Maidstone Lake was created when glacial ice carved out a deep basin along the northern stretches of the Connecticut River. The deep cold water left behind as a result of the glacier melt is now ideal habitat for salmon, rainbow and lake trout. Like many of the Northeast Kingdom lakes, Maidstone’s fish population was managed through creel surveys to help establish regulations and stocking efforts to provide anglers with a quality fishing experience. In recent years the focus on Maidstone Lake has changed . With access to genetic analysis fisheries biologists are discovering that Maidstone may hold a species of fish that is a direct descendent of the first lake trout left behind by the receding glaciers.

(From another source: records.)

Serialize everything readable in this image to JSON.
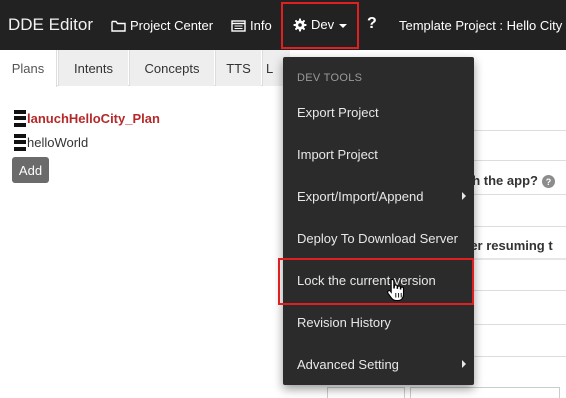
{
  "navbar": {
    "brand": "DDE Editor",
    "project_center": "Project Center",
    "info": "Info",
    "dev": "Dev",
    "help": "?",
    "template_title": "Template Project : Hello City"
  },
  "tabs": [
    {
      "label": "Plans",
      "active": true
    },
    {
      "label": "Intents",
      "active": false
    },
    {
      "label": "Concepts",
      "active": false
    },
    {
      "label": "TTS",
      "active": false
    },
    {
      "label": "L",
      "active": false
    }
  ],
  "tree": {
    "items": [
      {
        "label": "lanuchHelloCity_Plan",
        "active": true
      },
      {
        "label": "helloWorld",
        "active": false
      }
    ],
    "add_label": "Add"
  },
  "right_panel": {
    "partial_1": "ch the app?",
    "partial_2": "ter resuming t",
    "help_icon": "?"
  },
  "dropdown": {
    "header": "DEV TOOLS",
    "items": [
      {
        "label": "Export Project",
        "submenu": false
      },
      {
        "label": "Import Project",
        "submenu": false
      },
      {
        "label": "Export/Import/Append",
        "submenu": true
      },
      {
        "label": "Deploy To Download Server",
        "submenu": false
      },
      {
        "label": "Lock the current version",
        "submenu": false,
        "highlighted": true
      },
      {
        "label": "Revision History",
        "submenu": false
      },
      {
        "label": "Advanced Setting",
        "submenu": true
      }
    ]
  },
  "colors": {
    "navbar_bg": "#222222",
    "dropdown_bg": "#2b2b2b",
    "highlight_border": "#e02020",
    "active_plan": "#b5292a"
  },
  "icons": [
    "folder-icon",
    "window-icon",
    "gear-icon",
    "chevron-down-icon",
    "hand-pointer-icon"
  ]
}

What do artist Winslow Homer, statesman Daniel Webster, author Ernest Hemmingway and baseball great Ted Williams have in common? They were all avid fishermen, who’s passion for the art of angling with a fly lives on today at the American Museum of Fly Fishing in Manchester, Vermont. From trout flies that were tied back when George Washington was President to Jimmy Carter’s favorite fishing tackle, the museum houses the world’s largest collection of rare, one of a kind fly fishing related objects. Which collectively document the evolution of fly-fishing in to the sport, craft, art form and industry that we know today. A visit to the museum is a great cure for cabin fever in the winter. And during the summer it can easily be combined with some fly fishing on the nearby Battenkill River.
Lake Willoughby has long been known for it's lake trout, salmon and smelt fishing. But there are a handful of Vermonters drilling holes in the spring ice in search of a fish that most locals have never seen, burbot. The only freshwater member of the cod family, these odd looking fish can be found in several of the deep cold northeast kingdom lakes. And they certainly taste a lot better than they look.
Vermont is home to some of the best skiing in Vermont and with that, the state has become home to a growing population of ski bums. People that just can't spend enough time on the slopes during the winter season. Believe it or not this same phenomenon is happening on Vermont's trout streams. We caught up with a couple of young trout bums during the last days of the season on the Middlebury River. These two fishing guides may fish for a living but they also live to fish.
Canoes are perfect for fishing Vermont's countless small ponds. Native Americans developed these simple, versatile vessels over the course of thousands of years and they are well suited to exploring everything from tiny creeks to the shores of Lake Champlain. Today's canoes are lightweight, low maintenance and relatively inexpensive, and they open up a world of hidden waters that are either off-limits or inaccessible to larger boats. We visit Emerald Lake State Park as well as another local pond for some exciting bass fishing.
As winter slowly loosens its icy grip on Lake Champlain, activity on and around the lake is almost nonexistent. But under its slushy surface, it is a different story. As spring approaches, multitudes of fish are gearing up for the spawning season, and many of the lake's bays and marshy setbacks teem with life. For the Vermont Fish and Wildlife Department, it's the perfect opportunity to begin gathering data for its northern pike management project.
One of the best places to fish for brook trout are beaver ponds. A good beaver pond can hold Vermont's favorite fish in numbers and sizes rarely seen in streams, and a hidden beaver pond teeming with plump, colorful brookies is a treasured discovery. One of the best places to look for a productive beaver pond is Vermont's rugged Northeast Kingdom, especially in the fall, when the orange bellies and red fins of spawning brookies are a perfect compliment to the bright fall foliage. And thanks to the efforts of the Vermont Fish and Wildlife Conservation Group, finding a good beaver pond is easier than ever.
While Lake Champlain has a reputation as a world-class bass fishery, the lake's many tributaries are less well known. We'll enjoy great light-tackle fishing during the spring catch-and-release season when the Smallmouth spawn.
Vermont PBS educates, informs, entertains and inspires Vermonters to be lifelong learners and engaged in their community.
Watch our Vermont PBS Kids' 24/7 channel. Enjoy the benefits of joining our Kids' Club! Explore our many free videos, games, and resources for educators and parents!
Join our Britcom Club today to support great British programming – and get your invite to this year’s Britcom Teas. Act soon!
Join us for a free screeing of this inspirational story of a young man who was unable to speak as a child until he discovered a unique way to communicate via classic Disney animated films.
Do you love to tell stories? If you’re in Kindergarten through 5th grade, you can write and illustrate a story for Vermont PBS.
Upcoming and featured!
People talk about Vermont PBS!
Vermontpbs.org proudly supported in part by...